Sugata Sanshirô - The Juso Saga Part II (Kurosawa, 1945)

Sugata returns to defeat an American and the brother of his enemy in the first film.

Wow, a bad Kurosawa film! The one and only film I was bored from start to finish. I am even afraid to watch the remaining one from that time. Really not recommendable, nothing remains of this one.

There is no real development in the hero character, it is maybe of historical interest, because it reflects the disdain many Japanese must have felt towards the American occupation. It is interesting, that a lot of screen time is given to a man who must have felt like a "traitor" to the Japanese viewers. He seems greedy, but very modestly so - (and comically westernized)

Kiss Kiss Bang Bang (Black, 2005) - NCC #13

A criminal-turned-actor-turned-investigator is kicked through LA with a dead body and a complicated story on his hand.

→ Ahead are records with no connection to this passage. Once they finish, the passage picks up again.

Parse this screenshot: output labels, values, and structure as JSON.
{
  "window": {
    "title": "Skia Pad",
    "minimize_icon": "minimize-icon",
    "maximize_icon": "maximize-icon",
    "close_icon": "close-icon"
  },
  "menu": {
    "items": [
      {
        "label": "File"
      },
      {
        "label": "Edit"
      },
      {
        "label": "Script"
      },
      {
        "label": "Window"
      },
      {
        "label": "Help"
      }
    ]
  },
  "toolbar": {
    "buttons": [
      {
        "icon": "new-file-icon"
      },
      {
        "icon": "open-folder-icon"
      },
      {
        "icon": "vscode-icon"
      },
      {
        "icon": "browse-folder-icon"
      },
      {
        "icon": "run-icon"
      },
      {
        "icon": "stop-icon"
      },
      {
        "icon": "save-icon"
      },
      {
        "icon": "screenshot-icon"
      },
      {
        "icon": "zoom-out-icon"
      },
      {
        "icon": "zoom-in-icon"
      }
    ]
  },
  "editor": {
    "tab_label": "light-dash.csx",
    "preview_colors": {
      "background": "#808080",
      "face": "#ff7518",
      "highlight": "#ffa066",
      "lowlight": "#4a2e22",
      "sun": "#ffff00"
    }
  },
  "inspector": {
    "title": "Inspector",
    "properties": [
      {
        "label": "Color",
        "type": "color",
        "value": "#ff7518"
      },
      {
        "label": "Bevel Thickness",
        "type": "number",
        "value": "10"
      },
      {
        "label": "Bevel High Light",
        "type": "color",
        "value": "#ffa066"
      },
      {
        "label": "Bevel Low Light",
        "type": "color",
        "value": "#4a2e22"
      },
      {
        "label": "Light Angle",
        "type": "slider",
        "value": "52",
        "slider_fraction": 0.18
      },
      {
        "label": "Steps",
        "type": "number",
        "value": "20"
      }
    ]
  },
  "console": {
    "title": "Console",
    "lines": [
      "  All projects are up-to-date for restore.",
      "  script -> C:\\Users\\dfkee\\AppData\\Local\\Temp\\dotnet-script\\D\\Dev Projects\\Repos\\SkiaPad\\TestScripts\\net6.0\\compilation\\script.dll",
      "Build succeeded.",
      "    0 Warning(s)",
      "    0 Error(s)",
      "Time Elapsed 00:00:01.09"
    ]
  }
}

Storywise it is a little bit like Chinatown meets comedy. There are some extremely funny scenes in there, but unfortunately the "crime" story is a little bit too twisted, going back and forth and meandering all over the place (and crashing into the 4th wall at least 10 times). I got confused at times, and I wasn't even drunk. But still quite enjoyable.

The pee joke is quite funny, but the geography of the bathroom didn't quite work. It looks awkward when he turns. The russian roulette is funny. Miss Monaghan is radiantly beautiful and quite funny. All the actors were pretty good, but maybe they should have made it longer so one has time to digest the story inbetween all the funny remarks.

Album: Trust - Low (2002)

Very quiet, strong on repetitions rather dark mood.

Two really beautiful songs are "Snowstorm" and "Conversation with myself" (great buildup in the last one)

Sometimes just a tad little bit too repetitive.

True Grit (Coen, 2010) - OscBPN 2010

A girl hires a headhunter to track down the killer of her father.

A very enjoyable film with many beautiful shots. How did they come up with the sequence where he carries her at home through the night? (Goethe :) ). As always  there is an interesting interplay between humor and violence. Things can turn brutal very fast, and when they do they are ugly and gory.

Most interesting scenes were the ones in the hut, where Bridges starts to convince one of the guys to work together with him.

Interesting to study: How the girl gets her way in different ways. (At the merchants office, etc)

Synecdoche, New York (Kaufman, 2008) - CC #96

A theatre director comes to terms with reality and his own dream of love and life.

This film in my opinion was terribly truthful and at the same time terribly pretentious, especially in the beginning. The problem was, that it was solidly anchored in reality which progressively faded into this surreal universe where emotions and reality became a watcher-being-watched manifestation. Some episodes were really hard to penetrate, which is sad, because there were also some fantastically interesting moments.

As a viewer I tried hard to root for Hoffmann's character, but I always failed. Maybe that is what Kaufman wanted, but I guess I'll have to ask him that myself.

The shot with the Zeppelin was amazing!